The main factor which counts for the low level of goods inflation, the fall in energy and goods prices, is positive as it boosts consumers’ disposable income and makes it easier for businesses to devote resources to investment. On the basis of current trends we believe that the MPC can afford to wait until 2016 before considering a rate rise.
TUC general secretary Frances O’Grady
0.5% inflation shows how fragile the economy is, not just in the UK but also globally.
While low inflation means we are finally seeing real wages start to rise, it will be many years before they are restored even to their pre-crisis levels. Seven years of falling real wages have undermined incomes and spending power; and the threat of slipping into deflation is very real.
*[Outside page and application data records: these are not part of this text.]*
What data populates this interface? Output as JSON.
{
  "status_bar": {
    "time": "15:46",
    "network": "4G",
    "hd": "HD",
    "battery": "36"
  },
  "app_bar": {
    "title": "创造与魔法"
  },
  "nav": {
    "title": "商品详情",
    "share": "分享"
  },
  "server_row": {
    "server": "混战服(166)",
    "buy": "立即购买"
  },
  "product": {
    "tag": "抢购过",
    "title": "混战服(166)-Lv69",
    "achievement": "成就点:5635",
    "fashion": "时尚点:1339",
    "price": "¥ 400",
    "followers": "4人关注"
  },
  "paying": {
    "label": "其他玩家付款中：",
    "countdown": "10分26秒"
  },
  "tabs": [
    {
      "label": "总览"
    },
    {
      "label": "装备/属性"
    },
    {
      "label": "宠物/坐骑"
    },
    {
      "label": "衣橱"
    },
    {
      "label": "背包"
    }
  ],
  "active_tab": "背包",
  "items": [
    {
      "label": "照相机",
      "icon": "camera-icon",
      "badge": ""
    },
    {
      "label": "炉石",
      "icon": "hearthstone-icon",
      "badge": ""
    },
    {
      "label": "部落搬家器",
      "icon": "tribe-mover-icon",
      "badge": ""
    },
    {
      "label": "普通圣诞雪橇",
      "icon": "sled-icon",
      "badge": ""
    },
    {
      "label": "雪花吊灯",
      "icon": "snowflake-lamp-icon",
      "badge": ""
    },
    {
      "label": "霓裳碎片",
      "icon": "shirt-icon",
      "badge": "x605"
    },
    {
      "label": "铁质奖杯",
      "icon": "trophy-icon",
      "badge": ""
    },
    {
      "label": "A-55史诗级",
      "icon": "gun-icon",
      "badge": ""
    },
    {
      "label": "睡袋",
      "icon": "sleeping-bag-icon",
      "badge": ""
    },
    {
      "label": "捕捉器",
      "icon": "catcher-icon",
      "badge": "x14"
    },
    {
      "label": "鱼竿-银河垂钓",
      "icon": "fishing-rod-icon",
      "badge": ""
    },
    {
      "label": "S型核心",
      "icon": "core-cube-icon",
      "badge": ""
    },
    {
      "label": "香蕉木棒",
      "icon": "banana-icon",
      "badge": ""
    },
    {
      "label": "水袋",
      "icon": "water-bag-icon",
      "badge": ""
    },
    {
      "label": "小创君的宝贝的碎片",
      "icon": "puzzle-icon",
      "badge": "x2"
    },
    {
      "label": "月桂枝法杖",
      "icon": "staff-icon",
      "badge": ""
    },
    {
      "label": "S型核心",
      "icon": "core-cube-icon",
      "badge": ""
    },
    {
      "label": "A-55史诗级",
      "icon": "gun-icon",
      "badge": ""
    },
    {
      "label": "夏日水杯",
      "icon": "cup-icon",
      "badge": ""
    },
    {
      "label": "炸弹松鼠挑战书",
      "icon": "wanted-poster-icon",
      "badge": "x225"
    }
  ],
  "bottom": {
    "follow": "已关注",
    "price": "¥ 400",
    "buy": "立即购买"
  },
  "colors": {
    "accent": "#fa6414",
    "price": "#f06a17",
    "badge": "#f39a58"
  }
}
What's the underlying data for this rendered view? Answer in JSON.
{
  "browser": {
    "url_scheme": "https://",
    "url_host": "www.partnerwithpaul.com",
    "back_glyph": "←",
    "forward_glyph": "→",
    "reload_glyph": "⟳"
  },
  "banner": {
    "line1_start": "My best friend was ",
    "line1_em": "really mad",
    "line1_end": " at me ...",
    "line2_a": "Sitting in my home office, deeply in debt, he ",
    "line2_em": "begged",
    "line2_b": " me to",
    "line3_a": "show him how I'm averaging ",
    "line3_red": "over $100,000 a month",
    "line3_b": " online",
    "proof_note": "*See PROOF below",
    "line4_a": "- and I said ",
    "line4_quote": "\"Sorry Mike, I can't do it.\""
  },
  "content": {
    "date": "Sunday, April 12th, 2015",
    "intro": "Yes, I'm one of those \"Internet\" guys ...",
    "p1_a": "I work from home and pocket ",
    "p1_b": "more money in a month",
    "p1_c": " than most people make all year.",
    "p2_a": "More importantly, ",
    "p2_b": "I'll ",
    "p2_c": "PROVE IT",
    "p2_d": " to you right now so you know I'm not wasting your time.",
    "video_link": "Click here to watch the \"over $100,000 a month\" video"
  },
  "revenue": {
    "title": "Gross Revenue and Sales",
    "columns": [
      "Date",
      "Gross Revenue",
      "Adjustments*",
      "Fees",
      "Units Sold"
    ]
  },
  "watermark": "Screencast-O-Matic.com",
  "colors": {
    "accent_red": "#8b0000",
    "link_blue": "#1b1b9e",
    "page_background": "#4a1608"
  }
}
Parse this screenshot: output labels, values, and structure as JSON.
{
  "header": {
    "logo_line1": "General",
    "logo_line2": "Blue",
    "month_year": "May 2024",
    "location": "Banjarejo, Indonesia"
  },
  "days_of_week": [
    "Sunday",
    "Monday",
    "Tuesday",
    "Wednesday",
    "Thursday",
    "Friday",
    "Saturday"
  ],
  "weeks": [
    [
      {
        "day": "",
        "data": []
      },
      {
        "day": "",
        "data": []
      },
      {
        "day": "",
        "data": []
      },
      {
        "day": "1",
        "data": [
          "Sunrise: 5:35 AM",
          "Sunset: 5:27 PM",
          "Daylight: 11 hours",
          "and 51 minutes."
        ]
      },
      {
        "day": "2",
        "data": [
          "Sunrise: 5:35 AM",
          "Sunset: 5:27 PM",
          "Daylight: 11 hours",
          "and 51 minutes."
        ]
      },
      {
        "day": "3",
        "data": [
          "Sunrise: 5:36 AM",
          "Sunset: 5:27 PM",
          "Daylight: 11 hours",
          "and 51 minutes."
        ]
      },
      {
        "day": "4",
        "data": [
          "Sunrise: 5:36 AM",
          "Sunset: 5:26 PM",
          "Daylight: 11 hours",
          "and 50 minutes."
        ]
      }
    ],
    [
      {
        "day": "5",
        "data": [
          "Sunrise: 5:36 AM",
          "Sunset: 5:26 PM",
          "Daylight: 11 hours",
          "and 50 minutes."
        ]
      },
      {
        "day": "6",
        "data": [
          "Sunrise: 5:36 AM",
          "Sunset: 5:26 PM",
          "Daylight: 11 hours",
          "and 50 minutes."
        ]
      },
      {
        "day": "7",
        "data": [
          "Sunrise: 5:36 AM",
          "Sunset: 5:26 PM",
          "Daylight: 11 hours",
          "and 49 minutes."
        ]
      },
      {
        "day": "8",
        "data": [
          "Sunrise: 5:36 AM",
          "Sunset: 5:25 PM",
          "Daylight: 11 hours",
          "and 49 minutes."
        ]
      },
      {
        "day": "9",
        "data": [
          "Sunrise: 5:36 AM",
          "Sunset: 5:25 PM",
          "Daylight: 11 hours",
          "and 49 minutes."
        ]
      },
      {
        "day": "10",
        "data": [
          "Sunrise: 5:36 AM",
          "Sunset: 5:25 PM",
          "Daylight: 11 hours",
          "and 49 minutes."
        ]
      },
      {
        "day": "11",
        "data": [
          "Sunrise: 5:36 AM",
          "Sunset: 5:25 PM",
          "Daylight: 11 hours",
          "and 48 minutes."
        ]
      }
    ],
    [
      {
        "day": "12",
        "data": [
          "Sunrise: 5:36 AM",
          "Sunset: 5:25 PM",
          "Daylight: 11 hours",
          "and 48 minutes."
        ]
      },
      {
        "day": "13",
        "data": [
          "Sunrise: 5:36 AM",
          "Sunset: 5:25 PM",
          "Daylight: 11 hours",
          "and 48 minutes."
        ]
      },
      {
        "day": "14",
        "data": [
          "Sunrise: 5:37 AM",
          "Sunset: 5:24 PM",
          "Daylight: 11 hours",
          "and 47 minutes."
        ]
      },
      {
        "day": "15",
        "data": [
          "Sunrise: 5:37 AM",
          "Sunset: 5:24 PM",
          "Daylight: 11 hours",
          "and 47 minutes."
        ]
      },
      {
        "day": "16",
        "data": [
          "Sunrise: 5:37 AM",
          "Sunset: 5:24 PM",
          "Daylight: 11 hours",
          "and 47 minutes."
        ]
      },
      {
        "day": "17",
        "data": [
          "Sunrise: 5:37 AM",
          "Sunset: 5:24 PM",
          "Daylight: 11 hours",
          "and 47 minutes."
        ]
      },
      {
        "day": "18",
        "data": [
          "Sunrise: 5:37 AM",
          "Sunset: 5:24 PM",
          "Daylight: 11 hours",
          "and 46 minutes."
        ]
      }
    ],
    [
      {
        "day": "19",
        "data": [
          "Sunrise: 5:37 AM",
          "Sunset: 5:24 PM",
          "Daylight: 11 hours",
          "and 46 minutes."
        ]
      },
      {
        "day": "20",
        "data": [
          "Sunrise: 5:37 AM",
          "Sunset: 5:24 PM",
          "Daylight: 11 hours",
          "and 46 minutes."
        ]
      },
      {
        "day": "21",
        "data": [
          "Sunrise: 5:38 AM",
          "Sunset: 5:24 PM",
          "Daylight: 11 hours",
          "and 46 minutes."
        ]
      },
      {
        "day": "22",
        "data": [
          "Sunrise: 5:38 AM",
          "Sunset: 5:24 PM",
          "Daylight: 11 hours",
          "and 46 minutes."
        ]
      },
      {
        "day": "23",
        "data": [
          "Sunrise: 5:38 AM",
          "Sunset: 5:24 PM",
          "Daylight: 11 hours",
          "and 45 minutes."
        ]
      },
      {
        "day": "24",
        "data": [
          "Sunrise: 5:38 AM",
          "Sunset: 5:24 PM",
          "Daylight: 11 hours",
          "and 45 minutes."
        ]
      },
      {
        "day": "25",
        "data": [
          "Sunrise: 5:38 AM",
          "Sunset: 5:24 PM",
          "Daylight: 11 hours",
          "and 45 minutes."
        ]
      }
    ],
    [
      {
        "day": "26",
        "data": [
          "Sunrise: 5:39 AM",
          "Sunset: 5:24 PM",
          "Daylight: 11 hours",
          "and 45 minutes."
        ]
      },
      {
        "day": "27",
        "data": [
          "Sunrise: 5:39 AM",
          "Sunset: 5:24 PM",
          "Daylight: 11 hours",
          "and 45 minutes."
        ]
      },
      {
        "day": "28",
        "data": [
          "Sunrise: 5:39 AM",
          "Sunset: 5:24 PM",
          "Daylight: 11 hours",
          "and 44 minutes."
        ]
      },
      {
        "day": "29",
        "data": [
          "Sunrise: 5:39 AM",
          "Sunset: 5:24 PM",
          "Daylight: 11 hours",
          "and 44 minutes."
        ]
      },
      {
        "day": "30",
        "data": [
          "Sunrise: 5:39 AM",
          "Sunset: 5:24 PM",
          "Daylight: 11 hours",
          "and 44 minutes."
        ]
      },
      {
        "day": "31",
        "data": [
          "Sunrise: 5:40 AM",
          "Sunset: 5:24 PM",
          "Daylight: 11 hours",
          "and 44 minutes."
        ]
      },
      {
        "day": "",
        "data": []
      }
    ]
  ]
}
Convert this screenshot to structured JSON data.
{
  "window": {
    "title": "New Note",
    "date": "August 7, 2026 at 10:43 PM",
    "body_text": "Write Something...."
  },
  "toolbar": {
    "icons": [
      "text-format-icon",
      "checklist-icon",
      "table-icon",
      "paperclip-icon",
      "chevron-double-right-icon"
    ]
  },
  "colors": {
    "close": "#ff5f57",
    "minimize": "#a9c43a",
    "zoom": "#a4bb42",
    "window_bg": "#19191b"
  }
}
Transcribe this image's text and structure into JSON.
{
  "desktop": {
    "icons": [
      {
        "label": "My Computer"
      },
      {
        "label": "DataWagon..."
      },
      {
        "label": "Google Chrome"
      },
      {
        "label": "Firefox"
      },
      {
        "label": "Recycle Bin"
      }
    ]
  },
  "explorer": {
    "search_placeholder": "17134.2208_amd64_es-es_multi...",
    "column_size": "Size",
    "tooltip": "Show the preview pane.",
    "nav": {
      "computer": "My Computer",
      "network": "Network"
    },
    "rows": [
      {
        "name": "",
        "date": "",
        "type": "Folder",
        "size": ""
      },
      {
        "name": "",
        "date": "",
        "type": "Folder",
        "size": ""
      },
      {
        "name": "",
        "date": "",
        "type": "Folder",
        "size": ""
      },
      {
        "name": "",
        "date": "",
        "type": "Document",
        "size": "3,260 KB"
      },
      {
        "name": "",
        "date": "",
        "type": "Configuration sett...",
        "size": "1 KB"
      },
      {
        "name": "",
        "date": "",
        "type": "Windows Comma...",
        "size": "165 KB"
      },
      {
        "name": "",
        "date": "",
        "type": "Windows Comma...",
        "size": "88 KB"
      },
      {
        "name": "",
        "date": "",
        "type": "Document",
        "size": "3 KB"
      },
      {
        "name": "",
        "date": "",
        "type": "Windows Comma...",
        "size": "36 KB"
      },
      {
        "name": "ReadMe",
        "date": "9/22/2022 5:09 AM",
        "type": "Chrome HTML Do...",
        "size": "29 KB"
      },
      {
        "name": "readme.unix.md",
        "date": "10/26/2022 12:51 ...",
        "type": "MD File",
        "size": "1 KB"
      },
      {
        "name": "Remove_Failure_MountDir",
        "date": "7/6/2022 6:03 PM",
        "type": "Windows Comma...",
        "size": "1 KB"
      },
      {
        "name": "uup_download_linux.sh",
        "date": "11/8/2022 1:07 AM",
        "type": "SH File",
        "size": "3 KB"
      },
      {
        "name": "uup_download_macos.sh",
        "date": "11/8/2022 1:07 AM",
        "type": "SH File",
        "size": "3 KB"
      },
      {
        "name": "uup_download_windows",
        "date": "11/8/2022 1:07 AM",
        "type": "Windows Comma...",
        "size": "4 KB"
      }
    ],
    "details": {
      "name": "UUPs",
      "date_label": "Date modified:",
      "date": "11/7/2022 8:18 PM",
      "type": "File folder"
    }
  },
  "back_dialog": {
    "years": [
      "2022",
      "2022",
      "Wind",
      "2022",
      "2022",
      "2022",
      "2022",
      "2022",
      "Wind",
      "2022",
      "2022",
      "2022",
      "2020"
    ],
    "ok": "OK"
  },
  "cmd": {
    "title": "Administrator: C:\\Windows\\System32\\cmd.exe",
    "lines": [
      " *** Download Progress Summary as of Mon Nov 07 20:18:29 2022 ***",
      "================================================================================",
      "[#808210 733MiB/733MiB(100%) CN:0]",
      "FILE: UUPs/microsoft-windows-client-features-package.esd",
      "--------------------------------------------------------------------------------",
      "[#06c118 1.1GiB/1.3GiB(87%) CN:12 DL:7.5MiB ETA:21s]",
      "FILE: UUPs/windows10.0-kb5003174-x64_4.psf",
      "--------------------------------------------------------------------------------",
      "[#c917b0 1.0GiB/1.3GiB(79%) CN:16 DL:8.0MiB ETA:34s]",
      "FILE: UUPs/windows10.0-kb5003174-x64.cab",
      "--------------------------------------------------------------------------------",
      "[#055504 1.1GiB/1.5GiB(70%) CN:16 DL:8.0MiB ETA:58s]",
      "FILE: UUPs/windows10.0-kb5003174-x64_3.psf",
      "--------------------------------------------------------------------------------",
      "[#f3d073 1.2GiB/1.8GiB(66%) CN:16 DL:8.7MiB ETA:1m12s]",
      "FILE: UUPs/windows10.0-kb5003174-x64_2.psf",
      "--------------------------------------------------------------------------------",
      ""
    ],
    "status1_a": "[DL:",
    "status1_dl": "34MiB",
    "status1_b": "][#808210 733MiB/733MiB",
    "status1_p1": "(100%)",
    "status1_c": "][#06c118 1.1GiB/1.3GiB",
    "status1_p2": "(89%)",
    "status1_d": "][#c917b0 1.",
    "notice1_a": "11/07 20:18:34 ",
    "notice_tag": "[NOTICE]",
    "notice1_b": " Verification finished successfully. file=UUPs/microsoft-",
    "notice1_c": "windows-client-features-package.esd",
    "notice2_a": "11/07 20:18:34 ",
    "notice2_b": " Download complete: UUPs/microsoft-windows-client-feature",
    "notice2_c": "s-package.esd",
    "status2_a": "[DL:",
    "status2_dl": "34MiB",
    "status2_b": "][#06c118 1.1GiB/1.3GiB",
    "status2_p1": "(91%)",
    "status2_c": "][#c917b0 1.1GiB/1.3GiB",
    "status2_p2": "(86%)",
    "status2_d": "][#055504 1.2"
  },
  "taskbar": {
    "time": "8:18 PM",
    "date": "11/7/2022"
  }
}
It’s a very dangerous time for the chancellor to be proposing a new round of austerity, which could plunge the economy back into recession.
We need a strong and sustainable wages recovery, built not just on falling inflation, but on higher pay settlements and more decent, full-time jobs.
Shabana Mahmood, the Shadow Treasury minister
Plummeting global oil prices are the reason why the rate of inflation is falling here in Britain. But wages continue to be sluggish and the squeeze on living standards since 2010 means working people are £1,600 a year worse off under this government.
And falling energy costs are still not being fully passed on to consumers. That’s why Labour will bring in new powers for the regulator to cut bills and force energy firms to pass on savings to consumers. We’ll put our plan to a vote in parliament on Wednesday and urge Tory and Lib Dem MPs to drop their opposition to our reforms.
Labour’s economic plan will also ensure we earn our way to higher living standards for all, not just a few at the top. Our plan to tackle the cost-of-living crisis and for more good jobs is also a key part of our tough but balanced plan to get the deficit down.
Miles Gibson, Head of UK Research at CBRE
Falling oil prices and gas and electricity costs being removed from the inflation calculation have all but ended the likelihood of a base rate rise before the end of this year. As a result businesses will feel a double impact of continued low borrowing costs, particularly for property, and the boost that real term wage growth can give the economy through enhanced consumer purchasing power. Both are key for a robust recovery and provide hope to consumer-dependant sectors such as grocery and clothing retail which are not yet enjoying the fruits of economic growth as much as some other sectors.